About Kevin Riggs, P.E.
Kevin E. Riggs, P.E., has more than 30 years of experience in the engineering and construction-related fields. Kevin received a BS in Engineering from the University of Missouri-Rolla (Missouri S&T) in 1991. Since that time, he has distinguished himself in the industry, winning several awards and honors including the Young Professional Engineer of the year in 2006 from the Missouri Society of Professional Engineers and the St. Louis Business Journal 40 under 40 in 2005. In 2004, Kevin purchased a small engineering firm, Cole & Associates, Inc. in St. Louis, Missouri, and has since grown the firm over 500%. Kevin has established the firm nationally as a market leader with offices in St. Louis and St. Charles, Missouri, Dallas, Texas, and Phoenix, Arizona. Kevin is currently licensed to practice engineering in 44 states and the firm has been named one of the top engineering companies in America to work for multiple times.

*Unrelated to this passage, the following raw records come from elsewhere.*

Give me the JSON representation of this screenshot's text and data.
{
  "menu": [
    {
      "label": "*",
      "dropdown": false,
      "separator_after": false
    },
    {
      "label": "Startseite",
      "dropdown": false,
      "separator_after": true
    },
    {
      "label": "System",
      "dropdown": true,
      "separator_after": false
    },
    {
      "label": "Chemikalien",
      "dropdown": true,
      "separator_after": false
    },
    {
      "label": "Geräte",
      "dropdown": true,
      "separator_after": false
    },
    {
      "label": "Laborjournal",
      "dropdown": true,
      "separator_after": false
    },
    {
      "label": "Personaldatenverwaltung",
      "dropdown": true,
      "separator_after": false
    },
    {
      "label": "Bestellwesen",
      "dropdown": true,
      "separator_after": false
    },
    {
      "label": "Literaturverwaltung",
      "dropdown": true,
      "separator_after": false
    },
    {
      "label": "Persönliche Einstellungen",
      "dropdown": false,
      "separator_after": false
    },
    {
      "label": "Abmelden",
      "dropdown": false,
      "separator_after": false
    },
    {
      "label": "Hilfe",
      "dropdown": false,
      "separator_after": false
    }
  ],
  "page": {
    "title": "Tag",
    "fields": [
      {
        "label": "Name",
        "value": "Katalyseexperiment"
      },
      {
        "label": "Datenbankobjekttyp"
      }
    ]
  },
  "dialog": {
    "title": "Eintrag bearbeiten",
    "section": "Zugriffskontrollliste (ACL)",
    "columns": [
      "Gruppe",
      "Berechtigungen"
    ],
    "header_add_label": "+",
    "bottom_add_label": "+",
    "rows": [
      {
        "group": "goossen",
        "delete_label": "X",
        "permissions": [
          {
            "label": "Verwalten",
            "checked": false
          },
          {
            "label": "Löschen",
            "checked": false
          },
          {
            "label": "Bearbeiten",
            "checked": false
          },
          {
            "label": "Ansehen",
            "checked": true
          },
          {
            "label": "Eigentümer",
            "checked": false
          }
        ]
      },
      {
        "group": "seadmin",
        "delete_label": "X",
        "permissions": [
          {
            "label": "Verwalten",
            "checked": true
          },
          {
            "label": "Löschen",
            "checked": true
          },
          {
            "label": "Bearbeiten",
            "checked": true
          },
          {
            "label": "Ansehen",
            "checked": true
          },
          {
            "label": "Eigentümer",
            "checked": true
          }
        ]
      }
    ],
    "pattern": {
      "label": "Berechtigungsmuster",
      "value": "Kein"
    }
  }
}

For six years, Kevin has been involved in startups in the cannabis industry. Originally as an investor and board member of BeLeaf CBD Company, and most recently co-founder and license holder of BeLeaf Medical LLC, which is the largest vertically integrated operational company in the state of Missouri. BeLeaf Medical LLC has three indoor cultivation licenses, two manufacturing licenses, and five retail dispensary licenses. Kevin has continued to grow BeLeaf and its holdings to well over 100 employees, making it a nationally known organization. Additionally, Kevin has been able to successfully integrate his knowledge of both industries to allow Cole Design Group to provide engineering services in the marijuana industry on growing and production facilities in Missouri, California, and Texas.
Additionally, Kevin has been involved in many communities and philanthropic endeavors. In 2006, Kevin was a founding member of what is now the Lewis & Clark PAC and ended up being the largest business-controlled pro-job-related PAC in the state of Missouri. From 2009 until 2015, Kevin was a member of the Board for the St. Louis Zoo and from 2001 until 2004 he served as City Council President for the City of St. Charles, Missouri. Other related community endeavors include Chairman of the St. Charles County Heartwalk in 2006, 1999 St. Charles City Tax Increment Finance Board member, 2002 St. Charles County 40 under 40, infrastructure chairman of the St. Charles County Partners for Progress, Chairman of the Missouri Cannabis Association PAC, Board Member of the Academy of the Sacred Heart, Advisory Board Member of Barat Academy, and Advisory Bank board Member for Frontenac Bank and Premier Bank.
Books Mentioned in This Episode:
|The 80/20 Individual||Grassroots Leaders for a New Economy||Good to Great||The Optimism Bias||Who Moved My Cheese?|
|Patton||Emotional Intelligence 2.0||Zen and the Art of Motorcycle Maintenance||Steve Jobs||Ghost Rider|
This Episode Is Brought to You by BigTime
BigTime is the industry-leading PSA software providing time-tracking, billing, and project management for engineering firms to get your business back to business. You can learn more about BigTime’s PSA solution at bigtime.net. BigTime would also like to provide this tip to listeners about a company’s vision and mission statement:
Individualized management is popular for many even in the office, but it’s critical for managing remote employees. Everyone is in their own space and with that comes individual needs and responses to work. Set aside time to listen to each team member’s needs and how they might have changed while being remote, and collaborate on creating a plan that keeps them on track and accountable for their contributions to the team’s success.
We would love to hear any questions you might have or stories you can share on transitioning from employee to owner of a civil engineering company.
Please leave your comments, feedback, or questions in the section below.
To your success,
Anthony Fasano, P.E., LEED AP
Engineering Management Institute
Author of Engineer Your Own Success